On the first look, HC seemed to have just gotten his nose in front but, after a 13 minute photo finish, the result was ruled a dead heat between HC and Johar with Falbrav no more than a nose behind in third – a fair result after what was an epic race.
In the video above, you can spot a young O’Brien clan at the 3min25 mark, including Aidan modelling the latest hands free phone kit at 12 mins. It’s also critical to mention the achievement of trainer Richard E Mandella in the race as Johar’s dead heat victory gave him his fourth winner of that Breeders’ Cup meet.
‘Is this believable?’ – 2008 Breeders’ Cup Classic
That year’s race was ran at Santa Anita, notably on the all-weather surface that had recently replaced the dirt, and produced Europe’s most recent winner of the Classic.
Curlin – America’s Horse of the Year and poster child – was all the rage and backed on-course like defeat was out of the question. Turning for home, Trevor Denman got the horn as Curlin moved stylishly towards the lead and called: “Is this believable?”
Unfortunately for Curlin and Denman, Europe’s two best milers Ravens Pass and Henrythenavigator stalked him all the way to the straight and subsequently left him for dead with Ravens Pass saluting to become only the second European winner of the race after 133/1 longshot Arcangues.
Breeders’ Cups run on all weather tracks would soon become a thing of the past as Santa Anita, Keeneland and Del Mar have ripped up their all-weather tracks and reverted back to the beloved dirt. No European trained horse has won it since, with Declaration of War being the only horse to have come even relatively close.
Dry your eyes Mike – 2010 Breeders’ Cup Classic
Zenyatta arrived at Churchill Downs in 2010 for her career swansong with an unblemished 19 from 19 record, including victory in the race 12 months previously. The apple of US racing’s eye, she was adored for her courage, consistency and the excitement she gave in her races with her exaggerated come-from-behind hold up tactics.
Sent off even money favourite, Zenyatta was immediately detached from the field and, down the far side, it seemed to many she was injured and about to be pulled up.
As they turned for home she was still last but jockey Mike Smith had caught the tail of the field and began weaving through traffic: a heroic stretch run ensued as she passed all but Blame and then engaged in an epic battle with that horse in the final 16th of a mile.
To the agony of the crowd, commentator and pretty much everyone else, she just failed to get there on the nod. In the subsequent press conference, jockey Mike Smith was holding back tears and basically admitted he’d cocked up, something with which, on reflection it’s hard to disagree.

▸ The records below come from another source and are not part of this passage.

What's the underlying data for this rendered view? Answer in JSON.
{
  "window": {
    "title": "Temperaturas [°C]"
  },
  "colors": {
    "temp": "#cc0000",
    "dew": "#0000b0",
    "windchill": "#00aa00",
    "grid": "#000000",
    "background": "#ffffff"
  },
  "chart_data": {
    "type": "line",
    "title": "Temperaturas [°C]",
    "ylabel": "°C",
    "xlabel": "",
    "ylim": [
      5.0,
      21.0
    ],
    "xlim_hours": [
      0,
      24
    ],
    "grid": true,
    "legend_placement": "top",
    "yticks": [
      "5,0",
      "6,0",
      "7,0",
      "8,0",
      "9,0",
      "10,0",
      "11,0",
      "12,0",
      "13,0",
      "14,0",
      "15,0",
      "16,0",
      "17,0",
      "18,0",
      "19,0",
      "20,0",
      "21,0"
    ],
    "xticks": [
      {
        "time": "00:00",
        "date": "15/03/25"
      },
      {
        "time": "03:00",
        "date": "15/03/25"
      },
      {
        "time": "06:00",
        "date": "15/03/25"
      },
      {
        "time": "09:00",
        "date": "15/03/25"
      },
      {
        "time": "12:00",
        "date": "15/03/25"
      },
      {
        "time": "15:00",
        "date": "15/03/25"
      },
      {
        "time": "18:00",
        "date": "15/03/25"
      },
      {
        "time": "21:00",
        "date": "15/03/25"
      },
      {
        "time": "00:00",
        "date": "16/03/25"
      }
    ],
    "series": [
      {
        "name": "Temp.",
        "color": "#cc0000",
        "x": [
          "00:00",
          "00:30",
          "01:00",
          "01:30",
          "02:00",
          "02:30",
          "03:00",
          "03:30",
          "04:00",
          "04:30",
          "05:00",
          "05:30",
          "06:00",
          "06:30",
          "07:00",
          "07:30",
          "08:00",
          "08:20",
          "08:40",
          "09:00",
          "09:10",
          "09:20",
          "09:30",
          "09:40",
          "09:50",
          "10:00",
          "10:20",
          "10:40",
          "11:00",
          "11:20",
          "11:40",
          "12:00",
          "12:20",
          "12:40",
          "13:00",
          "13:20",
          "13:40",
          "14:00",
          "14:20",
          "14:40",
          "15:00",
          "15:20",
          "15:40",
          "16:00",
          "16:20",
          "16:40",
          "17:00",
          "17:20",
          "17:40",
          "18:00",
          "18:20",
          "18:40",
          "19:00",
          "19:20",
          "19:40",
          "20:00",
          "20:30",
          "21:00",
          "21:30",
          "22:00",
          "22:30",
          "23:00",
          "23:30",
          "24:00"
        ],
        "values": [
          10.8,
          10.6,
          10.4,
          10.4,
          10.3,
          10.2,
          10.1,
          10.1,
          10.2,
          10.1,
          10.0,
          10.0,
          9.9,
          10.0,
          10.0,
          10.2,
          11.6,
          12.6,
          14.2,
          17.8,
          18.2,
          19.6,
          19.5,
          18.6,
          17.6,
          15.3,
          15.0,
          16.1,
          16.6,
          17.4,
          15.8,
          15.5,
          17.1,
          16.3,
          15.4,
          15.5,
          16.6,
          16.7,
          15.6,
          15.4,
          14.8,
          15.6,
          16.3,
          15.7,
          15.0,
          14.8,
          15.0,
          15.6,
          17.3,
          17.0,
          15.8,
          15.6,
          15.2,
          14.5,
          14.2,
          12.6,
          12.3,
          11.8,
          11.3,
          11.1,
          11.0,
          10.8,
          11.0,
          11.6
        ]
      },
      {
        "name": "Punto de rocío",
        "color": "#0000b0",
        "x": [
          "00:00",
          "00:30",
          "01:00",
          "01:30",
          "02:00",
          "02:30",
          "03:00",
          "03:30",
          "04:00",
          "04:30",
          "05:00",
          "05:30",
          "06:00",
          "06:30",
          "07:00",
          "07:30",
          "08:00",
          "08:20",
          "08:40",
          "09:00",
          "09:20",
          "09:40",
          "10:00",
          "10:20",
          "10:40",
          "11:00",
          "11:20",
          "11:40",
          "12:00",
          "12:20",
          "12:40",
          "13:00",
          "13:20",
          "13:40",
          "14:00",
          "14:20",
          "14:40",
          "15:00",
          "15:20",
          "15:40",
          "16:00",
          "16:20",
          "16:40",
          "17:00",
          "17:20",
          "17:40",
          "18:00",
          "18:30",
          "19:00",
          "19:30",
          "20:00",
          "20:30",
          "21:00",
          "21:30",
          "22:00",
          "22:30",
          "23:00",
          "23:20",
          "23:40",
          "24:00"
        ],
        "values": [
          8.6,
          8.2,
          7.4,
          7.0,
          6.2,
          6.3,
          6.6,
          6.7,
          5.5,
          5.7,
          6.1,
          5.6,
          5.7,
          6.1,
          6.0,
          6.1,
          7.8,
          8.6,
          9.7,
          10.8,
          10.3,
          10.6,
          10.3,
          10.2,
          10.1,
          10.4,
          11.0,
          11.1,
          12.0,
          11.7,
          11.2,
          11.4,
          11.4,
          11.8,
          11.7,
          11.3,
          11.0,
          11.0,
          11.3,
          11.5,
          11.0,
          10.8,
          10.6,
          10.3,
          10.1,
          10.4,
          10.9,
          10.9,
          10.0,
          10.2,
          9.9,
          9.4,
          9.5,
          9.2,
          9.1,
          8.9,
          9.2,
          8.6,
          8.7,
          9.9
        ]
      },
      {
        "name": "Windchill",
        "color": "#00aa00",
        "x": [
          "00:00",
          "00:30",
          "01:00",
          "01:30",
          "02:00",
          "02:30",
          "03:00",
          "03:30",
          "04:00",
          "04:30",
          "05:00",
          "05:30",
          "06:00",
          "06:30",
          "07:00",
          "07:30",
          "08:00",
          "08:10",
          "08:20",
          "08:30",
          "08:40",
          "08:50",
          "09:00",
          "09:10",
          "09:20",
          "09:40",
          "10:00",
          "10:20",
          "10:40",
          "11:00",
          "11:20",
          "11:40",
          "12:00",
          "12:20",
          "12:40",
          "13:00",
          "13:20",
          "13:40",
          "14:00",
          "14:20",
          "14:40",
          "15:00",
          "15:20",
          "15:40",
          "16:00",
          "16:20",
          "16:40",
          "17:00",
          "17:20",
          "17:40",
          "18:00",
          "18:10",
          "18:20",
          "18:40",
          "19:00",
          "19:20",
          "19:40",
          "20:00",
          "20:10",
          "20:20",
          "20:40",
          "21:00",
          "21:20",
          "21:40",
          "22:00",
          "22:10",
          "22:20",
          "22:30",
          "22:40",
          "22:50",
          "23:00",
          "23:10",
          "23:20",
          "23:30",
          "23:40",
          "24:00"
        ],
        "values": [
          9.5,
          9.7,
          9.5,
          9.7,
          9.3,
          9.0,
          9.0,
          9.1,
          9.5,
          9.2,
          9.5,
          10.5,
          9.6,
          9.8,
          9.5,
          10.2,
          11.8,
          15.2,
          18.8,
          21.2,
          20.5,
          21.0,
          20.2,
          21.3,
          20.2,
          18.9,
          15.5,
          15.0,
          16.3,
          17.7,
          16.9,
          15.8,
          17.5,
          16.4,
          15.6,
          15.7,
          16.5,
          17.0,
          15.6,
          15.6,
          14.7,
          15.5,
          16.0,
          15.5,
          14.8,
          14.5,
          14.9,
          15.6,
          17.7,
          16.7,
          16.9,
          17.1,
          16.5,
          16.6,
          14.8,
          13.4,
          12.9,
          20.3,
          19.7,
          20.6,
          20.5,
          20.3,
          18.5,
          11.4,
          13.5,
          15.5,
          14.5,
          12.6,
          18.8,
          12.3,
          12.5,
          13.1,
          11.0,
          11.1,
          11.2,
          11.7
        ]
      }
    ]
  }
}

‘Have you ever seen a scene like this?’ Castellano v Borel –2010
Not a classic race – or even a race at all, in fact – but nevertheless one of the most memorable Breeders’ Cup moments. Following another boring run of the Breeders Cup Marathon (a race since scrapped; remember Man of Iron or London Bridge winning? No, us neither.) jockey Calvin Borel was unhappy that rival Javier Castellano had cut across his mount mid race; nearly causing him to unseat.
Instead of reporting this to the stewards, he decided to take matters into his own hands and engage in a fist fight. On live US television what ensued was comedy gold as shocked TV personalities struggled to get to grips with what was going on.
Most remarkable is that at times it took three large men to restrain Borel – who weighed about 8 stone.
As a result, many people learned that you shouldn’t piss off an underweight (and probably very hungry) hick.